What you need to do: Wherever the word "symbol" occurs in the listing, copy the whole line.

Material shown:
▼
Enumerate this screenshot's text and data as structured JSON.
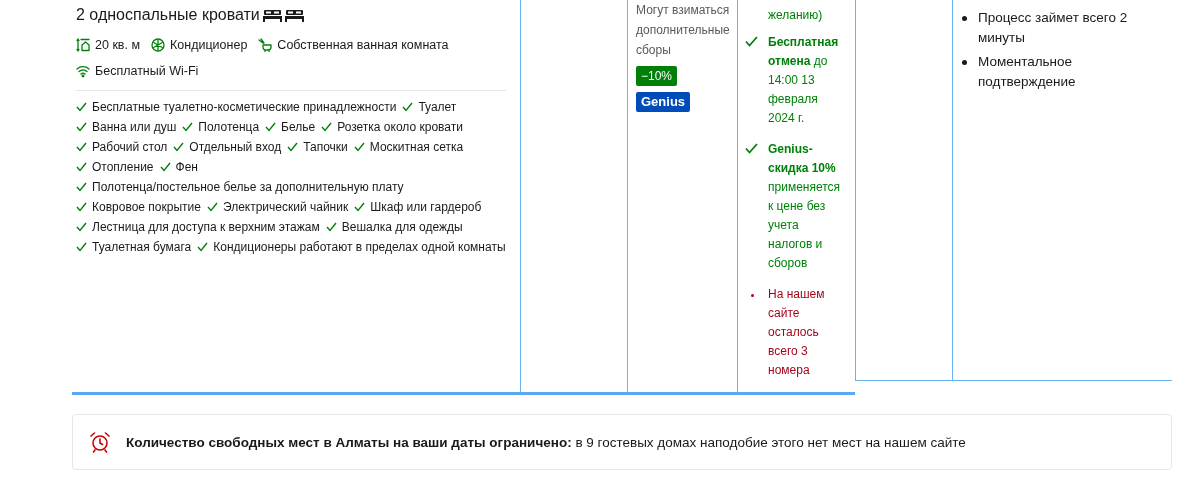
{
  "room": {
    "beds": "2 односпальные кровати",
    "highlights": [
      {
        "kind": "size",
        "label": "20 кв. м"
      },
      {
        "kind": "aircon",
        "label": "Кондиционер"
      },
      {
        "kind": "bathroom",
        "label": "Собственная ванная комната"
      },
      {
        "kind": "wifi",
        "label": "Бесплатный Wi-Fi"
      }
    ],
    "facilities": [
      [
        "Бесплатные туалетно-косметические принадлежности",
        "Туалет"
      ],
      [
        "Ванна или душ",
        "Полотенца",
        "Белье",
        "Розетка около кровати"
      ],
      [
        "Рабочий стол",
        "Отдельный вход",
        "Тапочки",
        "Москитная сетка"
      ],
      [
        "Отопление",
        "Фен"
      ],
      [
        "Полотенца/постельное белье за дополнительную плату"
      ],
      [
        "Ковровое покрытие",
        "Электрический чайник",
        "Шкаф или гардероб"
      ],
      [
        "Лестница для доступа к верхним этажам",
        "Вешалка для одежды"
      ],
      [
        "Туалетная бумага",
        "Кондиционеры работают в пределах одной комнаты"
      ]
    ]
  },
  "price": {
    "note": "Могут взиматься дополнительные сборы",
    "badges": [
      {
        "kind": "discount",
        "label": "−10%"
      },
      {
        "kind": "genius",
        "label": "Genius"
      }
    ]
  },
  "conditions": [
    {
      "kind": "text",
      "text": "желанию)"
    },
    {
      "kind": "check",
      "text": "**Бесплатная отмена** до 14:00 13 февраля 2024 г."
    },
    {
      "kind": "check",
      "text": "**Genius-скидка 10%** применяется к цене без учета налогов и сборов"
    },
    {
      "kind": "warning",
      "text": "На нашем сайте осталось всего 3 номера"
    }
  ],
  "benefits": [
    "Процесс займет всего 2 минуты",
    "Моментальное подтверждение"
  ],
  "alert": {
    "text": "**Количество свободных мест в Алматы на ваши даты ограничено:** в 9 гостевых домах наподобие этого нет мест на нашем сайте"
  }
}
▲
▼
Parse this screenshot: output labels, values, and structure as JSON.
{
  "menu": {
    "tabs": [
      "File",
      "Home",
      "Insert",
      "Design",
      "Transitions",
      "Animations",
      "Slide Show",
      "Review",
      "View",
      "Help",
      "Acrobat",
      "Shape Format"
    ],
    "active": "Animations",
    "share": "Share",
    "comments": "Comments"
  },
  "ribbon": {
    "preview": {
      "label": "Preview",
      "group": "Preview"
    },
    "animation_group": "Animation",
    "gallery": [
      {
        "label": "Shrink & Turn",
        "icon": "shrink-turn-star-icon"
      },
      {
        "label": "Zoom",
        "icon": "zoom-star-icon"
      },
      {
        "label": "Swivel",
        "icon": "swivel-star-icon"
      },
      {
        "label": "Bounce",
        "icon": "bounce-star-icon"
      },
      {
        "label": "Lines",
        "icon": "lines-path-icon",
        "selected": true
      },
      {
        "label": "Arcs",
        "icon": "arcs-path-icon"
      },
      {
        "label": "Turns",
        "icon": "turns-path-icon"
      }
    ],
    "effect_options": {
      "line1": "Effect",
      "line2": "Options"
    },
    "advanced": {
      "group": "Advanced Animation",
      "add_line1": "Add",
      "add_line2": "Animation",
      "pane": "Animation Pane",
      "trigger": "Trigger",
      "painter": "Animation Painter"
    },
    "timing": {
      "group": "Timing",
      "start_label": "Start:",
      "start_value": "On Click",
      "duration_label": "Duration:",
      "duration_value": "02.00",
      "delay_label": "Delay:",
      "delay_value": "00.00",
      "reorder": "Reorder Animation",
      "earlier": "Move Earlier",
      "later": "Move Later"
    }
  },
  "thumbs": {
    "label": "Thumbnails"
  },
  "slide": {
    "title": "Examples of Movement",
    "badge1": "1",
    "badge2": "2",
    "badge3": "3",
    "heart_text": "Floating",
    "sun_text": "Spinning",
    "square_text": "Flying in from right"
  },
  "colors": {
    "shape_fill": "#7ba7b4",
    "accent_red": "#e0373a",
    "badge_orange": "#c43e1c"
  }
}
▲
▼
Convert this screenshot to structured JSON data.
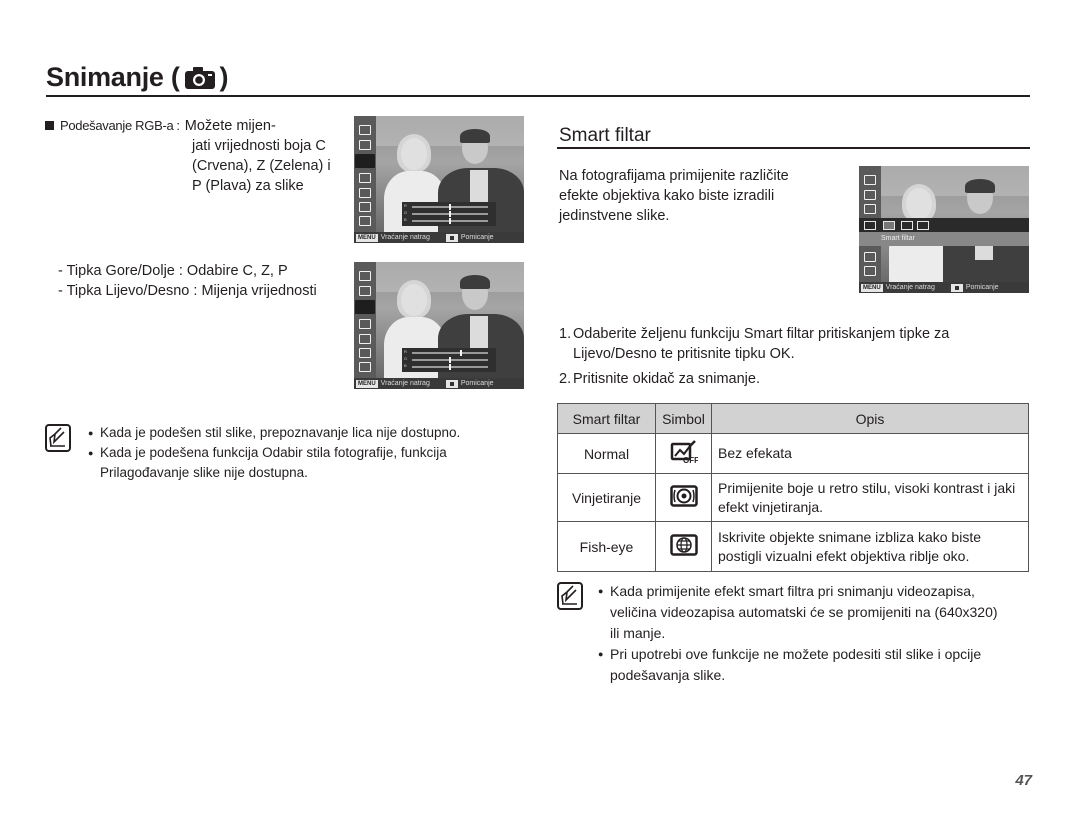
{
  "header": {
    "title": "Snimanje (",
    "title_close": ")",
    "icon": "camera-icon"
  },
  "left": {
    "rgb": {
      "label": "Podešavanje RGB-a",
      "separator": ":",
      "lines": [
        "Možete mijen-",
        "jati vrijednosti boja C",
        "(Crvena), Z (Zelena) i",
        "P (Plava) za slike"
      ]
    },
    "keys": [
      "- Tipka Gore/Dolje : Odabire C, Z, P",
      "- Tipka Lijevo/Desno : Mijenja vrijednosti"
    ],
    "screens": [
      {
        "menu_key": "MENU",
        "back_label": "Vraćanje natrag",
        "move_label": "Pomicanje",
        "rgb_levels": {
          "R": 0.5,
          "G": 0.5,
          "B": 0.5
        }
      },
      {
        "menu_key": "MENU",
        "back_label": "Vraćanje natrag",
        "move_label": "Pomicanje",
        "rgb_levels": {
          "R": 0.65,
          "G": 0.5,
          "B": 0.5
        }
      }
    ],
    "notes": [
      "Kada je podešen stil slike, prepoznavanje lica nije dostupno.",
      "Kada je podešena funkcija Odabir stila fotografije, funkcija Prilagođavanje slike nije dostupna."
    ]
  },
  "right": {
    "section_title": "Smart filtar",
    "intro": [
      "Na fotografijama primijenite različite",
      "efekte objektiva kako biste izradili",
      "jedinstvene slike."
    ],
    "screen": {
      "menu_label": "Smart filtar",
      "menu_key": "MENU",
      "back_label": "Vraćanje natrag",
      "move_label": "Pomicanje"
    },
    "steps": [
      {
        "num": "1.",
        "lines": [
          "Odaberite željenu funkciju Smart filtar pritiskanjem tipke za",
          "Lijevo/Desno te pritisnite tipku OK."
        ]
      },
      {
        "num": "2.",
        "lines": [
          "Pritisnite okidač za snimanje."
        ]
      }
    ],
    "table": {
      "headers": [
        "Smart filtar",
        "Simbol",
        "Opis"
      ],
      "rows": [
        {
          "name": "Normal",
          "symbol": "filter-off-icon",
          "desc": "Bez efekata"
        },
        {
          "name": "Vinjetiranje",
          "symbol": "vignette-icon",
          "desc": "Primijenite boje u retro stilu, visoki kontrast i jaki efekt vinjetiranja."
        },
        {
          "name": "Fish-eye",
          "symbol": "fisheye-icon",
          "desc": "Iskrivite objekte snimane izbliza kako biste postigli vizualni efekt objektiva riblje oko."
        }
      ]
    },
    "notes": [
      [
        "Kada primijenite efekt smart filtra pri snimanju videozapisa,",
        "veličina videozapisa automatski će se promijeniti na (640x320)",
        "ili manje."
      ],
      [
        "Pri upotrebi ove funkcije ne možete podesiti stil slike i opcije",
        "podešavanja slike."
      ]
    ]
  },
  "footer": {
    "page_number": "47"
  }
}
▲
Result for this task:
          "symbol": "filter-off-icon",
          "symbol": "vignette-icon",
          "symbol": "fisheye-icon",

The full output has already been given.